Storms, wildfires, earthquakes, hazardous chemical spills and more can force us to take action quickly.
Tough for everyone, sure, but a potential life-threatening hardship for many of our senior loved ones.
It’s not uncommon for seniors to have chronic and debilitating diseases that could make it difficult for them during an emergency.
Many older adults have special medical needs or disabilities that will make it hard for them to care for themselves during and after an emergency, especially if they are forced to evacuate.
Admit it, as a family caregiver you worry about those situations, don’t you!
There are resources available and preparation planning that can be done to ensure that they are able to manage their chronic disease in the face of emergency. You can help them be successful with a bit of planning.
In addition to making a kit to have ready, you and your senior should discuss the plan so you both know what to do if disaster strikes.
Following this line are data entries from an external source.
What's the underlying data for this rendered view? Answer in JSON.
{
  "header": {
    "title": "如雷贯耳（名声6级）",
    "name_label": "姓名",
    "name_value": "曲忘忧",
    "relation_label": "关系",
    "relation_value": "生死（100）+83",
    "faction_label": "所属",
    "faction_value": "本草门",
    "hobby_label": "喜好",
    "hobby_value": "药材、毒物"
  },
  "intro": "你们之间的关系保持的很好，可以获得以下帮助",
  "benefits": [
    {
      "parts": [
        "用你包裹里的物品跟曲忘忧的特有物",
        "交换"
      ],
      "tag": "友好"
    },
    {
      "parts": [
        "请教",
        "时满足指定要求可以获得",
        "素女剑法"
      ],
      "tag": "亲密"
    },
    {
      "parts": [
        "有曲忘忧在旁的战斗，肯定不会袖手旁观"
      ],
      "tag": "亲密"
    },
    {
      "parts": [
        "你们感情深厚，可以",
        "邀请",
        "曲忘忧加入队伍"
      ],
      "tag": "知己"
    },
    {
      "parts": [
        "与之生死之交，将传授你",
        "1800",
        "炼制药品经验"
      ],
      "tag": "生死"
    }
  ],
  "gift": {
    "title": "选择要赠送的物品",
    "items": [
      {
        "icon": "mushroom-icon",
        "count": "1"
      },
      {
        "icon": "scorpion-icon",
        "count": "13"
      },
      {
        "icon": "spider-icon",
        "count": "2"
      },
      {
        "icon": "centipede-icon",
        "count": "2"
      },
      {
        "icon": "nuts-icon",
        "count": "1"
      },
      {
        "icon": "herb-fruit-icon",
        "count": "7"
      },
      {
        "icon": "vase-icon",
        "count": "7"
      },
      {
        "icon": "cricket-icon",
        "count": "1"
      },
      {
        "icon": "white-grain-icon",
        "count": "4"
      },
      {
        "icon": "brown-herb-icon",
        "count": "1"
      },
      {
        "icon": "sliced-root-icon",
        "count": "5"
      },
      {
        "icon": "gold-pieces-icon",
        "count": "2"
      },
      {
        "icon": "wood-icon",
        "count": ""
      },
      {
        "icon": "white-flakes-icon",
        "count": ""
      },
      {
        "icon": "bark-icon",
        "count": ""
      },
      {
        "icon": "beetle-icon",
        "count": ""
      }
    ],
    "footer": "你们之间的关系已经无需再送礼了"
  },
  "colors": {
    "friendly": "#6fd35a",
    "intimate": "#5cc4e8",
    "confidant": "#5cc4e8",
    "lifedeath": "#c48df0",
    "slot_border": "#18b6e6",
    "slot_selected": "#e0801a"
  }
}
Will they need to go to a shelter due to their location? If so, who will transport them there? How will they contact loved ones to let them know if they are safe? Do local authorities know that they will need more assistance?
Emergency Kit for Senior Loved Ones
Seniors need to be ready for an emergency with a pre-prepared kit that will meet their specific needs. Prepare suitable supplies in case your senior is at home following an emergency and also a separate kit in case they must head to a shelter, as both are valuable investments of time and energy. Your senior may want to place essential items in a duffel bag or small suitcase with wheels for ease of use. Keep your senior’s kit up to date replacing items as needed every six months.
- Your important paperwork including medication list, allergy list, contact numbers and insurance information
- Flashlight with extra batteries
- First aid supplies, including bandages and pain/fever reducer
- Medications, including refill information and pharmacy contact number, medical supplies
- Potable water for at least three days for each person and pet, one gallon per person
- Medical devices and batteries
- Cell phone car charger in case of power failure
- Non-perishable food for minimum of three days and manual can opener, pet food for pet two
- Battery radio and NOAA Weather radio with extra batteries
- Basic tool kit with wrench or pliers to shut off utilities
- Extra glasses, hearing aid with extra batteries
- Some cash in case a purchase is required
- One full change of clothes and shoes
You can also buy pre-packaged preparedness kits and personalize them with your senior loved one’s clothing and other essentials.
Diabetes Emergency Plan
Before disaster strikes it is recommended that anyone who is diagnosed with diabetes have a preparedness plan in place so that they can continue to manage their diabetes with adequate supplies at the ready.
The experts recommend the creation of a special emergency kit separate from the first aid and emergency supplies you should also have on hand. You diabetes kits should be waterproof and insulated.
Contents of a diabetes kit should be:
- The diabetic’s medical information, including type of diabetes, allergies, list of medications with the pharmacy contact information, and healthcare provider information
- Thirty day supply of prescription medication, whether administered by mouth or injection
- Laboratory results, including A1C if available
- Blood glucose testing supplies, including meter, strips, extra batteries
- Cooler with several refreezable gel packs
- Empty plastic container for used syringes, needles, lancets
- Glucose tablets or other hypoglycemic reaction supplies
- Two day supply of non-perishable foods
- Three day supply of water
- Note taking supplies (pen, pencil, notebook) to record test results, symptoms
- First aid supplies such as cotton swabs, alcohol, topical antibiotic cream, bandages
We can’t predict where storms will strike this year or their severity. What we do know is that the next storm will come. Power outages and decreased accessibility to essential services are a likely outcome, no matter in what part of the nation your senior resides.
Having basic supplies and a plan for dealing with the next emergency will help your senior weather the storm and get the help they need afterward.
Have you collected items for your kit yet? If your senior has a kit, has it been updated lately with fresh food, water and batteries?
We hope your senior loved one is not affected by an emergency but confident they can face one with peace of mind, knowing you have helped them prepare.